STUHR(-ROMMEREIM), Rebecca (Ann) 1958-
PERSONAL: Born January 6, 1958, in Oakland, CA; daughter of Walter Martin (a theologian) and Barbara Jean (an artist and homemaker; maiden name, Gordon) Stuhr; married John Rommereim, January 1, 1979 (divorced, April 14, 1997); children: Helen Rachel, Martin Samuel Lee. Ethnicity: "Central/Northern European." Education: St. Olaf College, B.A., 1980; University of California—Berkeley, M.L.I.S., 1984. Politics: Democrat. Religion: Lutheran. Hobbies and other interests: Biking, gardening, music, reading.
ADDRESSES: Home—1418 Spencer St., Grinnell, IA 50112. Office—Burling Library, Grinnell College, 1111 Sixth Ave., Grinnell, IA 50112-1690; fax: 641-269-4283. E-mail—[email protected]
CAREER: University of Kansas, Lawrence, reference librarian and German bibliographer, 1984-88; Grinnell College, Grinnell, IA, collection development and preservation librarian, 1988—. Flutist, performing Baroque and modern music, including the recording Sonatas for Flute and Harpsichord, Centaur Records, 1996, and Benedetto Marcello: Flute Sonatas, Opus 2, Centaur Records, 2003; gives music lessons. Iowa Conservation and Preservation Consortium, member of board of directors, 1990-2002.
MEMBER: American Library Association, Early Music America, Iowa Library Association.
Autobiographies by Americans of Color, 1980-1994: An Annotated Bibliography, Whitston (Troy, NY), 1997.
(With Deborah Iwabuchi) Autobiographies by Americans of Color, 1995-2000: An Annotated Bibliography, Whitston (Troy, NY), 2003.
Contributor to periodicals, including Choice, Archival Products News, and Library Journal.
WORK IN PROGRESS: Research on preservation in small colleges, computers in the classroom, and the Internet and society; continuing research on ethnic materials and autobiography.

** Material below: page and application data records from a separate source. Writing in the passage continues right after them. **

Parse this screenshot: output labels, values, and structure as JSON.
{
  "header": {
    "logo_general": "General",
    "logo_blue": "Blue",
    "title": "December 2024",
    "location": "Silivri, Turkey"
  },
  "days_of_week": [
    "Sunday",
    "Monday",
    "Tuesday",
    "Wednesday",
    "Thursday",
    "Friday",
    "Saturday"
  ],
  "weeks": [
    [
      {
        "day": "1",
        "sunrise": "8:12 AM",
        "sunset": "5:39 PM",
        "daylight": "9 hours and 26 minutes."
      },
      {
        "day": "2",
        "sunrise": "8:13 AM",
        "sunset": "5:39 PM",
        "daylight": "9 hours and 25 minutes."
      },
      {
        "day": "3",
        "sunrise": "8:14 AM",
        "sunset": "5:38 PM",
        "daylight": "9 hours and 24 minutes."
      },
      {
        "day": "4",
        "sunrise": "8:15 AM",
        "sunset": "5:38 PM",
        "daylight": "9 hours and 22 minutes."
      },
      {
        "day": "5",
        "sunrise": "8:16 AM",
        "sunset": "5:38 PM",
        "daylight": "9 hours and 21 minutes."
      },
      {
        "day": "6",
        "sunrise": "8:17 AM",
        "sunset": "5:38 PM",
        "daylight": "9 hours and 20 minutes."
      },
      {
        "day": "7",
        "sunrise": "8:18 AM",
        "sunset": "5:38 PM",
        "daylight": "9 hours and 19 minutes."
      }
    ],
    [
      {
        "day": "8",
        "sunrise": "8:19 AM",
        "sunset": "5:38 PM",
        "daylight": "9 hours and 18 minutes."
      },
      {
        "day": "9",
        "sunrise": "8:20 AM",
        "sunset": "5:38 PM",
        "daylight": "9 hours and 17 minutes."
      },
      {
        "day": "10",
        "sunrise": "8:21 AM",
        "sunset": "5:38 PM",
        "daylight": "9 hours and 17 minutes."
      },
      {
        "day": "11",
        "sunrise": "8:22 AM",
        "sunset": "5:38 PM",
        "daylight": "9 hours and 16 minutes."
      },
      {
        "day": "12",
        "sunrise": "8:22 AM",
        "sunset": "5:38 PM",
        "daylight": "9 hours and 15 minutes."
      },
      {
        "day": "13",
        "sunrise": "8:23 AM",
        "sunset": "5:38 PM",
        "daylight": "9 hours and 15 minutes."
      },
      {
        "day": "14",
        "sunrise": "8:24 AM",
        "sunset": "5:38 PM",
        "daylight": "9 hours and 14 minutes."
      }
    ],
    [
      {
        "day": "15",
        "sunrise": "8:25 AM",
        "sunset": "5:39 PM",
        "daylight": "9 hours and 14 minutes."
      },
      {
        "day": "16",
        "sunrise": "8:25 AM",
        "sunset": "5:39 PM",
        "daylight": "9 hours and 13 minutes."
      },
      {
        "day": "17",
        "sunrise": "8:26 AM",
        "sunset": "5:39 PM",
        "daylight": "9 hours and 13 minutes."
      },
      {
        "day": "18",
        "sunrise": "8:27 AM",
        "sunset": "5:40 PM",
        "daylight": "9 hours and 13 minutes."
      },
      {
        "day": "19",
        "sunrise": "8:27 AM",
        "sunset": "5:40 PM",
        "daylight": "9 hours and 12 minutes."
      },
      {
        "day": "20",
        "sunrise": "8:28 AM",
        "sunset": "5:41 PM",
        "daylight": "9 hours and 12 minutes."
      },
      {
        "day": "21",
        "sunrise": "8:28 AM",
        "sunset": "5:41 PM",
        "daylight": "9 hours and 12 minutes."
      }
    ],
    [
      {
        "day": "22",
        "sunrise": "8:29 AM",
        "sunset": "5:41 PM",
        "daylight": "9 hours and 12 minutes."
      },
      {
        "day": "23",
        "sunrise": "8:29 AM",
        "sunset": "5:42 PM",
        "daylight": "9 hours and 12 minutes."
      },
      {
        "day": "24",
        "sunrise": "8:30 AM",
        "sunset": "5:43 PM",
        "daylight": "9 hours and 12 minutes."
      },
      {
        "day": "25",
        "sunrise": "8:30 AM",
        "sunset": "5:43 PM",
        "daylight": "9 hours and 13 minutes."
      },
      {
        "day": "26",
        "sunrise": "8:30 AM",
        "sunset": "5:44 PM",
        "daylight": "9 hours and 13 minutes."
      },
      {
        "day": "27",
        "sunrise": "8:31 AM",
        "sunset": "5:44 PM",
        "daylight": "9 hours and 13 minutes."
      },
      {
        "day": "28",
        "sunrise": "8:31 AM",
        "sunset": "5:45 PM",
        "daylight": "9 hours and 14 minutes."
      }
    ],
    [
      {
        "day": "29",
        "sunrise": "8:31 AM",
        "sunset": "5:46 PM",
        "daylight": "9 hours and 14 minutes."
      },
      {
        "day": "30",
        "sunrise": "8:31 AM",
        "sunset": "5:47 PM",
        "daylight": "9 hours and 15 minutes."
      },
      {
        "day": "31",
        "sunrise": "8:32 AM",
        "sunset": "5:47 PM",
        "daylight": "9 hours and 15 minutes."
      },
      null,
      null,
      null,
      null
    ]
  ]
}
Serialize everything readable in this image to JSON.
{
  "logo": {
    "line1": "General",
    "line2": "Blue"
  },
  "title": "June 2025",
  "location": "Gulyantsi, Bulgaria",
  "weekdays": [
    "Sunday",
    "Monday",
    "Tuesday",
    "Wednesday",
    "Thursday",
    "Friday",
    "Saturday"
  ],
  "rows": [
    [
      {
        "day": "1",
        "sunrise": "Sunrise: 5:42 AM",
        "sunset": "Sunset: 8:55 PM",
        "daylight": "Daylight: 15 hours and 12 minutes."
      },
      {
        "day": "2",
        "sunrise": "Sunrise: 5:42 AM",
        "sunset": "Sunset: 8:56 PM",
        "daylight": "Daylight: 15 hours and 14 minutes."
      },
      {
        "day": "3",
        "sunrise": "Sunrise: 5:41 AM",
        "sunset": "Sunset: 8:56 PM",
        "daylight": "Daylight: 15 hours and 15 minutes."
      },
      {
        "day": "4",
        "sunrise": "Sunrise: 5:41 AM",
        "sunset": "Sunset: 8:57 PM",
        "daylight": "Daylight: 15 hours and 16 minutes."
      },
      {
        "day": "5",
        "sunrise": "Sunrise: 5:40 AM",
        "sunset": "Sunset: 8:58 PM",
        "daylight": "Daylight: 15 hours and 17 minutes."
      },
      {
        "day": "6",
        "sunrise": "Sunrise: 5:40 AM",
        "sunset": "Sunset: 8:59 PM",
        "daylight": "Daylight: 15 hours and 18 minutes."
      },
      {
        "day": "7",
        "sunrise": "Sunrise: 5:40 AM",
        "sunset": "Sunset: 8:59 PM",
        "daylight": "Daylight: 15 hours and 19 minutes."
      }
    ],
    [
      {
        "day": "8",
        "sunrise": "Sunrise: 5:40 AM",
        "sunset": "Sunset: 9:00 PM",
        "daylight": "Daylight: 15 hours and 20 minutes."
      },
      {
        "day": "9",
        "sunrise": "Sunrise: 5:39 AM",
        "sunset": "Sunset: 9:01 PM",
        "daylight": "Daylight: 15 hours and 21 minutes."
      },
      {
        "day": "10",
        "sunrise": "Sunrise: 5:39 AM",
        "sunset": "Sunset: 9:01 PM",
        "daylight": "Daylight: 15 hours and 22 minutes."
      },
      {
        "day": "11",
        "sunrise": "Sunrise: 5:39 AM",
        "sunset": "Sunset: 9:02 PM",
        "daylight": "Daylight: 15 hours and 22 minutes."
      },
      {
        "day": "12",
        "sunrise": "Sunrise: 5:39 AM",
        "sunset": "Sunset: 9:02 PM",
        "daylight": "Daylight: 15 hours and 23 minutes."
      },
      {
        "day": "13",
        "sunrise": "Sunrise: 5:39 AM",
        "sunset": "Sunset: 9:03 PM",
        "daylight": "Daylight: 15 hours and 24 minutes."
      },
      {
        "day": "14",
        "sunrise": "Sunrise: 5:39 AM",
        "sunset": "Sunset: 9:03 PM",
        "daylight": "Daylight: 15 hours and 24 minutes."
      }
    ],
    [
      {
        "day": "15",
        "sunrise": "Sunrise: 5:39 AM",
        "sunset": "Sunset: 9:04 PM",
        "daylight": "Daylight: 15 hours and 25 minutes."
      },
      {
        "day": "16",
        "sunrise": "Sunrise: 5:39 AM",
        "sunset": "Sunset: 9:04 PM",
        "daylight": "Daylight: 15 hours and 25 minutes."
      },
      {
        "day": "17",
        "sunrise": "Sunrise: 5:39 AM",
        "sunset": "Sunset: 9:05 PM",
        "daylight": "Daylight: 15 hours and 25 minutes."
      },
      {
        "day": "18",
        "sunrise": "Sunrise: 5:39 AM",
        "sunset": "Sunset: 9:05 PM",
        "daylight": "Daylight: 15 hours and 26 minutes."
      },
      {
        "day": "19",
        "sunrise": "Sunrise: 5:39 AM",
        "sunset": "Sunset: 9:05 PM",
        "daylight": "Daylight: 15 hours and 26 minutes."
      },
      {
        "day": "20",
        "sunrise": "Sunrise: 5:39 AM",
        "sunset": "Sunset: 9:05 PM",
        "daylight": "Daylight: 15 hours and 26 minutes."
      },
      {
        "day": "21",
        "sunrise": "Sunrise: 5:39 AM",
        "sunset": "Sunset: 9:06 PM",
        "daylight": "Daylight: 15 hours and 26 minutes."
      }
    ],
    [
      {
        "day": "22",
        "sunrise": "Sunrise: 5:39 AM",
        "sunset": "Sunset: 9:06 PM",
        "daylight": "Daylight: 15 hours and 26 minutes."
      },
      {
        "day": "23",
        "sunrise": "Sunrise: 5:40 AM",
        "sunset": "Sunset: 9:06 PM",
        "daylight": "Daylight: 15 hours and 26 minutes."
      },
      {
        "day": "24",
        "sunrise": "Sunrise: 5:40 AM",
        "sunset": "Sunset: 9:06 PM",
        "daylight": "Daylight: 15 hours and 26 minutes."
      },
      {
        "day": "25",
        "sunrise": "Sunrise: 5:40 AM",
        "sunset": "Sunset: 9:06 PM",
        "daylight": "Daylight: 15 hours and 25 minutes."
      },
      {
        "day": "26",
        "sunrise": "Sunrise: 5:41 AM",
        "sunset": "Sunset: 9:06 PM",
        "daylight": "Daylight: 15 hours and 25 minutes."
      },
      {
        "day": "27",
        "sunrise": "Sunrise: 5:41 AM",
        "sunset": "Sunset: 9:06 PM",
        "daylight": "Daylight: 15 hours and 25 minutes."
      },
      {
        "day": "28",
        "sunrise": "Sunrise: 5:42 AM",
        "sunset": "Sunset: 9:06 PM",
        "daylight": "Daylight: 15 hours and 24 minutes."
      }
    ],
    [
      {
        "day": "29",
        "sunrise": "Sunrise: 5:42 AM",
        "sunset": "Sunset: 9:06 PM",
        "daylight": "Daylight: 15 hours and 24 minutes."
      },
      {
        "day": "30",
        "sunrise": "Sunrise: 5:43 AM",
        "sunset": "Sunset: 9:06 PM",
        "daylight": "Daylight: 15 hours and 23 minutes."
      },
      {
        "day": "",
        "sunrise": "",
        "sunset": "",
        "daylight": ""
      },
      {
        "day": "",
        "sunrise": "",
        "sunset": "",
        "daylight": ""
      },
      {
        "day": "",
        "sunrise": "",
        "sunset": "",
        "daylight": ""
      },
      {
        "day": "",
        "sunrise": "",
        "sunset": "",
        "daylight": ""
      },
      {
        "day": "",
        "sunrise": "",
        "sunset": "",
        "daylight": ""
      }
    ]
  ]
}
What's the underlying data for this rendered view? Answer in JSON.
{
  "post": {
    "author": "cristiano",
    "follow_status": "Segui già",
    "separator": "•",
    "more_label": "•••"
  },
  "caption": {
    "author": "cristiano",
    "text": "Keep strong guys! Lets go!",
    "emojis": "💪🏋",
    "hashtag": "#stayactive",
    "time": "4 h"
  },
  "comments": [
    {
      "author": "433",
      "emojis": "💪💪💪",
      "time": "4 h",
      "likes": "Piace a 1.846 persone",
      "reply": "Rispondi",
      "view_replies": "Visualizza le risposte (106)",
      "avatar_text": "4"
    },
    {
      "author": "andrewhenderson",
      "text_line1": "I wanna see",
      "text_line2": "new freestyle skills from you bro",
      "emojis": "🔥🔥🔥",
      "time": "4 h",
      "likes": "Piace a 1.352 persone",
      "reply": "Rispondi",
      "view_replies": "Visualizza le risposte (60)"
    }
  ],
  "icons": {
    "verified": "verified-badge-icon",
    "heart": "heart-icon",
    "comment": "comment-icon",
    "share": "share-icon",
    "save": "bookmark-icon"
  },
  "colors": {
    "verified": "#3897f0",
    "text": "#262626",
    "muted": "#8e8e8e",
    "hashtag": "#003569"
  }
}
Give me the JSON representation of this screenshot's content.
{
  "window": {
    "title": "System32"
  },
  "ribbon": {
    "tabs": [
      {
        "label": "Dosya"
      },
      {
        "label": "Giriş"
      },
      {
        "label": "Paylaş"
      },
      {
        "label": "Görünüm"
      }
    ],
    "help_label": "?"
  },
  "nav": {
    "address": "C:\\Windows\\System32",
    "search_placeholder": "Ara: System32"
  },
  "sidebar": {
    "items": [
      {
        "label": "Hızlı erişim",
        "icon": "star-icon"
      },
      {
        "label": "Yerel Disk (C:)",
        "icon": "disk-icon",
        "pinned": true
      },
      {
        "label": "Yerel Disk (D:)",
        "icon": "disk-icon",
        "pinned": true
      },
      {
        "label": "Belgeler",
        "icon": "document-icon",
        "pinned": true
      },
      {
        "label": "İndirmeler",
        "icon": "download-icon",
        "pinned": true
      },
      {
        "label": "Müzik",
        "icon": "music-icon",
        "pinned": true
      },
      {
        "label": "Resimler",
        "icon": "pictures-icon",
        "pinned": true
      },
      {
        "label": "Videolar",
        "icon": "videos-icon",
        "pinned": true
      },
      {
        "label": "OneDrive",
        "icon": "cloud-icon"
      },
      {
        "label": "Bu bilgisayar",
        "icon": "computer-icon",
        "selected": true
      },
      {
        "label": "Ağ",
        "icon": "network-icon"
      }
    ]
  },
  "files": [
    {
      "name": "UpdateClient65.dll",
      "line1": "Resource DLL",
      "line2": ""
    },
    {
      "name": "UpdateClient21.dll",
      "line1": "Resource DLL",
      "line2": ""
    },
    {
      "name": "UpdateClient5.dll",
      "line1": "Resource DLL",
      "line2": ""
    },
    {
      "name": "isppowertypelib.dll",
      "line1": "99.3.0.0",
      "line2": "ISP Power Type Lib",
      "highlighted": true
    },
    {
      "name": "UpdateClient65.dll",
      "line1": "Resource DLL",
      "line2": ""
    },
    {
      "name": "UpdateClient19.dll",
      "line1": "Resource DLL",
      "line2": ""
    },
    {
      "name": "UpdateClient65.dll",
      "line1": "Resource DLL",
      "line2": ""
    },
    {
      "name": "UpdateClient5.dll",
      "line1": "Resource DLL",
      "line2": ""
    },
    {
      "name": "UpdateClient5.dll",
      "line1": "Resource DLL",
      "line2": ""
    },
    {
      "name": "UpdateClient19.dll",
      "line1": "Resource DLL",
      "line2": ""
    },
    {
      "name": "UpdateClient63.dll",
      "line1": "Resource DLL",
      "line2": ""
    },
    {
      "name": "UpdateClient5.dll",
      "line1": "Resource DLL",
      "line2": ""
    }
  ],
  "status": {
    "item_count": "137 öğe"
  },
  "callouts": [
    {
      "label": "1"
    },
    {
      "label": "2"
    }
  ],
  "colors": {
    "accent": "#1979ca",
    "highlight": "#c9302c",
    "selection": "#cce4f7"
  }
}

SIDELIGHTS: Rebecca Stuhr once told CA: "As a librarian, I'm particularly concerned with representing and promoting the works of a broad spectrum of writers, especially those who have been excluded from the traditional canon. In compiling and annotating my bibliography, I wanted to bring attention to personal accounts of success, failure, exclusion, or painful and positive experience, so that people who had little or no experience of this would have a better sense of what it means to be the 'other,' and so that those whose experiences were similar could read about people like themselves, for inspiration or to gain a sense of not being alone. We all need to be able to put ourselves in other people's shoes."